__Problem requirements__.
Return, word for word, every entry in the listing below, but not its images.

*** Block opens ***

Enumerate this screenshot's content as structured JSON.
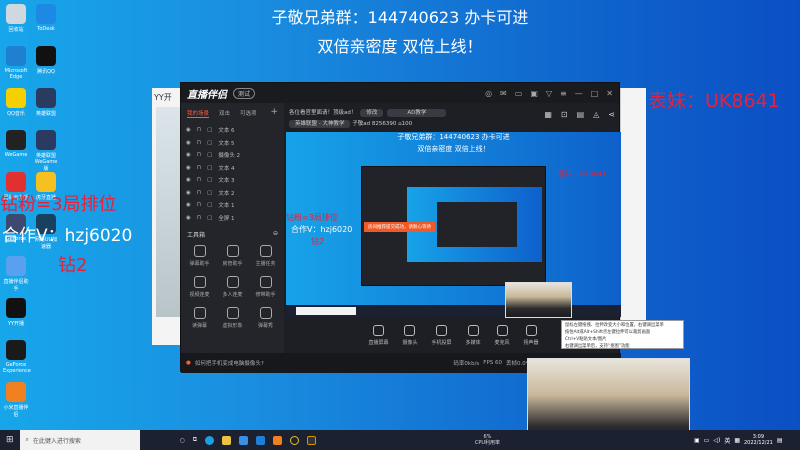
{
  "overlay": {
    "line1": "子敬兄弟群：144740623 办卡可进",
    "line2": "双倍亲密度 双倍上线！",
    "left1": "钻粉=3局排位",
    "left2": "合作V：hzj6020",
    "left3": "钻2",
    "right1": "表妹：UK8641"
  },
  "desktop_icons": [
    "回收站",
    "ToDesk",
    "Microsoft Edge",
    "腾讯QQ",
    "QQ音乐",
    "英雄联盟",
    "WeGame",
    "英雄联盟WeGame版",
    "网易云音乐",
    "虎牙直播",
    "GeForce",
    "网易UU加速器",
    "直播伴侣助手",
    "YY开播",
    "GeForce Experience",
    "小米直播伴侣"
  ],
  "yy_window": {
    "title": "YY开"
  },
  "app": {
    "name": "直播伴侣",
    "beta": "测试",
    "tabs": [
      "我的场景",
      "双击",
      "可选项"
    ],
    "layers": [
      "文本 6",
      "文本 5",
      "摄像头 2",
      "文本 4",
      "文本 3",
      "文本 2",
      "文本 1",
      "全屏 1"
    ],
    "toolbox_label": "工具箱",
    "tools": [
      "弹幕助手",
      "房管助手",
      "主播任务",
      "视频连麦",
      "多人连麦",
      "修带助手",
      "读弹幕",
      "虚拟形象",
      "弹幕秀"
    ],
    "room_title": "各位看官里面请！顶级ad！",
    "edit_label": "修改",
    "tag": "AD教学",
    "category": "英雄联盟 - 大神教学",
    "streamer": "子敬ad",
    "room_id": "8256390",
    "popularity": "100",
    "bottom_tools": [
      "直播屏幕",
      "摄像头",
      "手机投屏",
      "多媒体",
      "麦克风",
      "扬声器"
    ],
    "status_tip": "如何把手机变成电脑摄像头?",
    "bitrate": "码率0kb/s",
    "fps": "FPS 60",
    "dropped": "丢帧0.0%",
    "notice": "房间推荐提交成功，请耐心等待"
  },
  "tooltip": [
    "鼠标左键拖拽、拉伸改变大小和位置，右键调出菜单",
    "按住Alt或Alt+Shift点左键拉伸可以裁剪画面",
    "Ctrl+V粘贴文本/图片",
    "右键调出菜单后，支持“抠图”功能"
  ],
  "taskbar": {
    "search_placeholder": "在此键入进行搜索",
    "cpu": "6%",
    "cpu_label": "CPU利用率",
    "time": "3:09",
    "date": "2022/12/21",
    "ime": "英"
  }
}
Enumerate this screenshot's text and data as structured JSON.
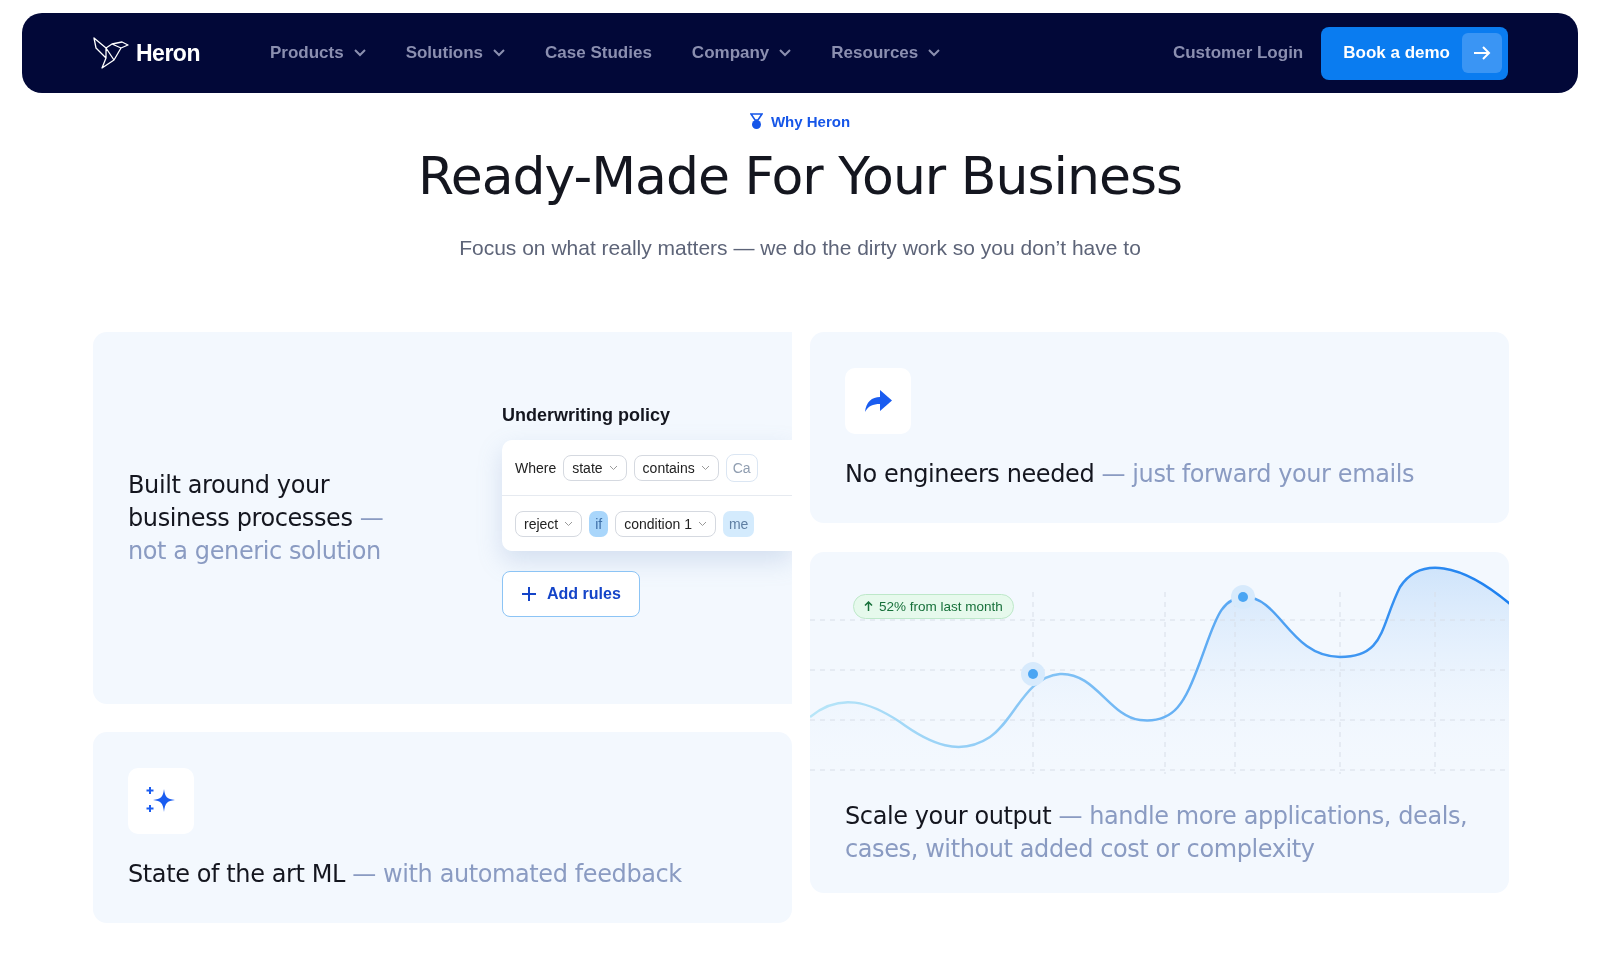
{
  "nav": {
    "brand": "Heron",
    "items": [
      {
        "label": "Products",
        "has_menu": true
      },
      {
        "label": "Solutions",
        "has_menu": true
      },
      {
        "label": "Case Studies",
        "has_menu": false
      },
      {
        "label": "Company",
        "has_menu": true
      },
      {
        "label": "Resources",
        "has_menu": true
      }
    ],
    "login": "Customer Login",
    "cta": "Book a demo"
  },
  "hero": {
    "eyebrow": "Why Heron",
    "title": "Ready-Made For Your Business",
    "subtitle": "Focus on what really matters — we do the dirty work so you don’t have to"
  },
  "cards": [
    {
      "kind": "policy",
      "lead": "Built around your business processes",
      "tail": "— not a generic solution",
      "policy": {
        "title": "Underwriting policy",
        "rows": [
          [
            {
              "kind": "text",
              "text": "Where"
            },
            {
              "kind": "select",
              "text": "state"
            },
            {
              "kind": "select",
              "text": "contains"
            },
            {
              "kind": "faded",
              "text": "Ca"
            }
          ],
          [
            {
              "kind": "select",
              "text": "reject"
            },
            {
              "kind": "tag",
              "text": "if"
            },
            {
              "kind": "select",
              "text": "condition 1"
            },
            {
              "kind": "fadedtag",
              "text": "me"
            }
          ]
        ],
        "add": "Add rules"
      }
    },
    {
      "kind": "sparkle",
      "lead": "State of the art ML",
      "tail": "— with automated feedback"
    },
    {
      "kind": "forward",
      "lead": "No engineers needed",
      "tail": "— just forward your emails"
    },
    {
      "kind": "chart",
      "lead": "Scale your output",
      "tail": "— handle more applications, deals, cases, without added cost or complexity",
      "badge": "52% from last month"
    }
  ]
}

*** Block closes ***

__Answer below__.
Enumerate this screenshot's content as structured JSON.
{
  "overlay": {
    "line1": "子敬兄弟群：144740623 办卡可进",
    "line2": "双倍亲密度 双倍上线！",
    "left1": "钻粉=3局排位",
    "left2": "合作V：hzj6020",
    "left3": "钻2",
    "right1": "表妹：UK8641"
  },
  "desktop_icons": [
    "回收站",
    "ToDesk",
    "Microsoft Edge",
    "腾讯QQ",
    "QQ音乐",
    "英雄联盟",
    "WeGame",
    "英雄联盟WeGame版",
    "网易云音乐",
    "虎牙直播",
    "GeForce",
    "网易UU加速器",
    "直播伴侣助手",
    "YY开播",
    "GeForce Experience",
    "小米直播伴侣"
  ],
  "yy_window": {
    "title": "YY开"
  },
  "app": {
    "name": "直播伴侣",
    "beta": "测试",
    "tabs": [
      "我的场景",
      "双击",
      "可选项"
    ],
    "layers": [
      "文本 6",
      "文本 5",
      "摄像头 2",
      "文本 4",
      "文本 3",
      "文本 2",
      "文本 1",
      "全屏 1"
    ],
    "toolbox_label": "工具箱",
    "tools": [
      "弹幕助手",
      "房管助手",
      "主播任务",
      "视频连麦",
      "多人连麦",
      "修带助手",
      "读弹幕",
      "虚拟形象",
      "弹幕秀"
    ],
    "room_title": "各位看官里面请！顶级ad！",
    "edit_label": "修改",
    "tag": "AD教学",
    "category": "英雄联盟 - 大神教学",
    "streamer": "子敬ad",
    "room_id": "8256390",
    "popularity": "100",
    "bottom_tools": [
      "直播屏幕",
      "摄像头",
      "手机投屏",
      "多媒体",
      "麦克风",
      "扬声器"
    ],
    "status_tip": "如何把手机变成电脑摄像头?",
    "bitrate": "码率0kb/s",
    "fps": "FPS 60",
    "dropped": "丢帧0.0%",
    "notice": "房间推荐提交成功，请耐心等待"
  },
  "tooltip": [
    "鼠标左键拖拽、拉伸改变大小和位置，右键调出菜单",
    "按住Alt或Alt+Shift点左键拉伸可以裁剪画面",
    "Ctrl+V粘贴文本/图片",
    "右键调出菜单后，支持“抠图”功能"
  ],
  "taskbar": {
    "search_placeholder": "在此键入进行搜索",
    "cpu": "6%",
    "cpu_label": "CPU利用率",
    "time": "3:09",
    "date": "2022/12/21",
    "ime": "英"
  }
}
Enumerate this screenshot's text and data as structured JSON.
{
  "nav": {
    "brand": "Heron",
    "items": [
      {
        "label": "Products",
        "has_menu": true
      },
      {
        "label": "Solutions",
        "has_menu": true
      },
      {
        "label": "Case Studies",
        "has_menu": false
      },
      {
        "label": "Company",
        "has_menu": true
      },
      {
        "label": "Resources",
        "has_menu": true
      }
    ],
    "login": "Customer Login",
    "cta": "Book a demo"
  },
  "hero": {
    "eyebrow": "Why Heron",
    "title": "Ready-Made For Your Business",
    "subtitle": "Focus on what really matters — we do the dirty work so you don’t have to"
  },
  "cards": [
    {
      "kind": "policy",
      "lead": "Built around your business processes",
      "tail": "— not a generic solution",
      "policy": {
        "title": "Underwriting policy",
        "rows": [
          [
            {
              "kind": "text",
              "text": "Where"
            },
            {
              "kind": "select",
              "text": "state"
            },
            {
              "kind": "select",
              "text": "contains"
            },
            {
              "kind": "faded",
              "text": "Ca"
            }
          ],
          [
            {
              "kind": "select",
              "text": "reject"
            },
            {
              "kind": "tag",
              "text": "if"
            },
            {
              "kind": "select",
              "text": "condition 1"
            },
            {
              "kind": "fadedtag",
              "text": "me"
            }
          ]
        ],
        "add": "Add rules"
      }
    },
    {
      "kind": "sparkle",
      "lead": "State of the art ML",
      "tail": "— with automated feedback"
    },
    {
      "kind": "forward",
      "lead": "No engineers needed",
      "tail": "— just forward your emails"
    },
    {
      "kind": "chart",
      "lead": "Scale your output",
      "tail": "— handle more applications, deals, cases, without added cost or complexity",
      "badge": "52% from last month"
    }
  ]
}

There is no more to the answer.